Ms. Lemus, 35, had steady work here cleaning hotels and a stable family, including a Honduran son, Joseph, who is 9 and in treatment for an eye disease, and her younger children who are American-born citizens. So she might be eligible for prosecutorial discretion, a policy the Obama administration has applied extensively to suspend deportations.
But although Ms. Lemus — like Mr. Morales, Mr. Barraza and many other illegal immigrants — had no criminal history, she did have a civil immigration record because of an earlier brush with enforcement authorities. She had failed to appear at a court hearing after she was stopped in 2006 crossing the southwest border. The judge’s order gave agents the authorization to deport her speedily.
Taking her children to Honduras, with its rampant gang violence and poor medical care, is not an option Ms. Lemus wishes to consider. So they live in anxiety that she could leave them any day.
“I think it would be so sad for all of my family,” her son Joseph said.
Many Republicans say Mr. Obama is deporting too few illegal immigrants. Robert Goodlatte, the chairman of the House Judiciary Committee, said the figures published last week, showing a 10 percent decrease from 2012, were “just more evidence that the Obama administration refuses to enforce our immigration laws.”
Administration officials said removal numbers were determined by a requirement, included by Congress in the immigration agency’s appropriations, to fill a daily average of about 34,000 beds in detention facilities.
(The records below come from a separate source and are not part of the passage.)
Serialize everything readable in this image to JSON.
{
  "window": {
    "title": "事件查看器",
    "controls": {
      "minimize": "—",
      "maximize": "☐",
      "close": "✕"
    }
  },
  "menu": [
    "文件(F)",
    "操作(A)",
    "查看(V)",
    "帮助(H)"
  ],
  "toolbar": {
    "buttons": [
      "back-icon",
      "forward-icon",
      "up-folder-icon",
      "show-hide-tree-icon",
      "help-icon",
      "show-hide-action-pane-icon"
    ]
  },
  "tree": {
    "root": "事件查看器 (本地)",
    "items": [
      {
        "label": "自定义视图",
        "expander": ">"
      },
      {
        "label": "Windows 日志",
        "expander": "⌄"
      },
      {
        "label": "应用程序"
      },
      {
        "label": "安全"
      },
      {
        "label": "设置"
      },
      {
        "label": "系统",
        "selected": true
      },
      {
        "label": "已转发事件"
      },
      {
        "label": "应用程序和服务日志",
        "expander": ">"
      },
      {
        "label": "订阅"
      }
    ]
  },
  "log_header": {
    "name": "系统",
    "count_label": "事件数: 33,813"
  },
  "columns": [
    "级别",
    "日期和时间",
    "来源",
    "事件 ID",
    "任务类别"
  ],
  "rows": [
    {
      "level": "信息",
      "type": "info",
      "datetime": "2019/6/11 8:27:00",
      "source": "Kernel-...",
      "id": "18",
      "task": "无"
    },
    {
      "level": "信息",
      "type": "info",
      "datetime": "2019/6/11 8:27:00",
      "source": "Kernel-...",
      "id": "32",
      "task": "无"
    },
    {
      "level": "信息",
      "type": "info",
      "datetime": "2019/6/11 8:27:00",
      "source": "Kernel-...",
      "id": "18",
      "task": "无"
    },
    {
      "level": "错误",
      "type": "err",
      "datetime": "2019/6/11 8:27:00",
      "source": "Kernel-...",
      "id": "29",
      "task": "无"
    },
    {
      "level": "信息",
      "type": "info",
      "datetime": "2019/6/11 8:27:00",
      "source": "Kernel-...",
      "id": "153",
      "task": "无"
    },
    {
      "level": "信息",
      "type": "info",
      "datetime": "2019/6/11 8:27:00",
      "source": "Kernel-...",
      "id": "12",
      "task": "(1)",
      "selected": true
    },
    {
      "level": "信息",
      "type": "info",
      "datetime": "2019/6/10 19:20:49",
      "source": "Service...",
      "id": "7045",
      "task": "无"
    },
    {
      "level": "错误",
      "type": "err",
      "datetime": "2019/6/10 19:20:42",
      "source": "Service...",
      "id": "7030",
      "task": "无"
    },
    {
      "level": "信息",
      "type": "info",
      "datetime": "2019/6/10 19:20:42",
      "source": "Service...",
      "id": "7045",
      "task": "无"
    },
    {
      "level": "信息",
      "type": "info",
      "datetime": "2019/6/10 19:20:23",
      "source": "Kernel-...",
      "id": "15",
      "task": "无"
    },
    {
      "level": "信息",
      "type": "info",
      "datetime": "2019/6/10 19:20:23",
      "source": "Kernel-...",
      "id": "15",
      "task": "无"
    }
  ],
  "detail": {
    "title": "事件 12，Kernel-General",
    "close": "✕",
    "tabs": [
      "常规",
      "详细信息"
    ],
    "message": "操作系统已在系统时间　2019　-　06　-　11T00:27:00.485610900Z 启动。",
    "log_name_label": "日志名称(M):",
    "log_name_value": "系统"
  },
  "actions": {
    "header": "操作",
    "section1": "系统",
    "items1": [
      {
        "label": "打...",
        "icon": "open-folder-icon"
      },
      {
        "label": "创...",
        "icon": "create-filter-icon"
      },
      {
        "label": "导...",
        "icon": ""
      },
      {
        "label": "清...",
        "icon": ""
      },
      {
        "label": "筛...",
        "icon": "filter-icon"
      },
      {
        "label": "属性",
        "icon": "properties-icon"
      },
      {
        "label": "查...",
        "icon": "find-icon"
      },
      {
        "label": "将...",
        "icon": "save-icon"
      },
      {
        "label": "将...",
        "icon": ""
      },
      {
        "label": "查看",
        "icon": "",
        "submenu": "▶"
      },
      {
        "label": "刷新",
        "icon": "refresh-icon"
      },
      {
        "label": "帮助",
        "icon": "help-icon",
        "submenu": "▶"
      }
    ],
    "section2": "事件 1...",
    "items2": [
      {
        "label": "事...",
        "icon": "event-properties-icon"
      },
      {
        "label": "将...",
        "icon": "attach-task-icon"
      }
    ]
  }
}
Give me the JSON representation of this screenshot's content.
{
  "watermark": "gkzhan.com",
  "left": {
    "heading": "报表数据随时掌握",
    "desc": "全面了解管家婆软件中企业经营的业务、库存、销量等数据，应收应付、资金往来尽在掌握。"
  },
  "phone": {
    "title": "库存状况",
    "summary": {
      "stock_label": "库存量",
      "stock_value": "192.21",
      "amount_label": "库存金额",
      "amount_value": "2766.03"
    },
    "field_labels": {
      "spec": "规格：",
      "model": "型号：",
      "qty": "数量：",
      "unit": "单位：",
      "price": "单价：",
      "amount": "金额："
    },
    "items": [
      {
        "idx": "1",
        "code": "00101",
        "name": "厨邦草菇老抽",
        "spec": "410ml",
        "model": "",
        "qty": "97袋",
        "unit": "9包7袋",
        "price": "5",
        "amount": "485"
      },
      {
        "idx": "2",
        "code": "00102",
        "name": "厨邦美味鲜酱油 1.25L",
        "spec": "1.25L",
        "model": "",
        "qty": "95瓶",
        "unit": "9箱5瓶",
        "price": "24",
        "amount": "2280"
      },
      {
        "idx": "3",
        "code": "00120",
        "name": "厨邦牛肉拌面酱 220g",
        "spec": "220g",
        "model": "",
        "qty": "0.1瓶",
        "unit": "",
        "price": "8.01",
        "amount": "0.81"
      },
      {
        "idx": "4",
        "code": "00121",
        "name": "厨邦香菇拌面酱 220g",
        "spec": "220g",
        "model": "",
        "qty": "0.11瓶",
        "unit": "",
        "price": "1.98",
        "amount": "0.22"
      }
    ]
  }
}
The mandate, which is closely monitored by oversight committees, amounts to about 400,000 removals a year.
“We are fulfilling the mandate,” John Sandweg, the acting director of Immigration and Customs Enforcement, said in an interview. “We want to fill the beds with the right people, that is, public safety and national security threats and individuals we are required by law to detain.”
But he noted that agents were encountering many immigrants who fit those priorities but also had family connections that could make them eligible to stay by prosecutorial discretion.
“Many of these cases are very complex and not cut-and-dry,” Mr. Sandweg said.
In New Orleans, administration officials said, the immigration agency halted some operations after the protest. They had been part of an anti-gang campaign with the local police. But random stops of Latinos were not consistent with the agency’s guidelines, the officials said.
Saket Soni, the executive director of the New Orleans Workers’ Center for Racial Justice, said deportations had picked up again in recent days.
“If Congress doesn’t act, another 400,000 people will be deported,” said Mr. Soni, whose group helped organize the protest. “This suffering has to stop.”
Advocates argue that Mr. Obama could expand reprieves he gave to young undocumented immigrants last year. But White House officials say the only solution is for Congress to pass a path to citizenship. Cecilia Muñoz, the director of the Domestic Policy Council, said in an interview that Mr. Obama did not have the legal authority for a wholesale curb on deportations.
“There are not sufficient tools in his toolbox to address the heart of this problem,” she said.